What the task asks. Reproduce all of the data exactly.

Element data from apps and pages:

------------------------------------------------------------------------

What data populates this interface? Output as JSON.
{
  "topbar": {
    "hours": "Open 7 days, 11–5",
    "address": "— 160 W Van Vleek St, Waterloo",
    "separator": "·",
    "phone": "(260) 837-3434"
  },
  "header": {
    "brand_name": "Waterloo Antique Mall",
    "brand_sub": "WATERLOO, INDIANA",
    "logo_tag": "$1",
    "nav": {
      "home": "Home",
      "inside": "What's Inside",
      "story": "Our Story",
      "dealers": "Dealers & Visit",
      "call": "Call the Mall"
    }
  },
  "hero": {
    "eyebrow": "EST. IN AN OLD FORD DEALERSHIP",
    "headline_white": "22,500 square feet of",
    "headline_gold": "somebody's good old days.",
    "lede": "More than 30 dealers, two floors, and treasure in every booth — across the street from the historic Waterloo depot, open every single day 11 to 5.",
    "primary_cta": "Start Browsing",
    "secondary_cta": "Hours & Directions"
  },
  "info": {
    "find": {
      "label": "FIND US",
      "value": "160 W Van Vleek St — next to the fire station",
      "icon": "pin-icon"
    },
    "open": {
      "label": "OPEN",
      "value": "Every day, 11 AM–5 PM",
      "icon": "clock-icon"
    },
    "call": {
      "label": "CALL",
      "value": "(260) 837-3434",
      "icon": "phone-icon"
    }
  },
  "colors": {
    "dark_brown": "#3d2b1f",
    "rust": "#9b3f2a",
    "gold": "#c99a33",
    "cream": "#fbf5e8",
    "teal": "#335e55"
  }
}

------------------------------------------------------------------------

Written solution.
What data populates this interface? Output as JSON.
{
  "topbar": {
    "hours": "Open 7 days, 11–5",
    "address": "— 160 W Van Vleek St, Waterloo",
    "separator": "·",
    "phone": "(260) 837-3434"
  },
  "header": {
    "brand_name": "Waterloo Antique Mall",
    "brand_sub": "WATERLOO, INDIANA",
    "logo_tag": "$1",
    "nav": {
      "home": "Home",
      "inside": "What's Inside",
      "story": "Our Story",
      "dealers": "Dealers & Visit",
      "call": "Call the Mall"
    }
  },
  "hero": {
    "eyebrow": "EST. IN AN OLD FORD DEALERSHIP",
    "headline_white": "22,500 square feet of",
    "headline_gold": "somebody's good old days.",
    "lede": "More than 30 dealers, two floors, and treasure in every booth — across the street from the historic Waterloo depot, open every single day 11 to 5.",
    "primary_cta": "Start Browsing",
    "secondary_cta": "Hours & Directions"
  },
  "info": {
    "find": {
      "label": "FIND US",
      "value": "160 W Van Vleek St — next to the fire station",
      "icon": "pin-icon"
    },
    "open": {
      "label": "OPEN",
      "value": "Every day, 11 AM–5 PM",
      "icon": "clock-icon"
    },
    "call": {
      "label": "CALL",
      "value": "(260) 837-3434",
      "icon": "phone-icon"
    }
  },
  "colors": {
    "dark_brown": "#3d2b1f",
    "rust": "#9b3f2a",
    "gold": "#c99a33",
    "cream": "#fbf5e8",
    "teal": "#335e55"
  }
}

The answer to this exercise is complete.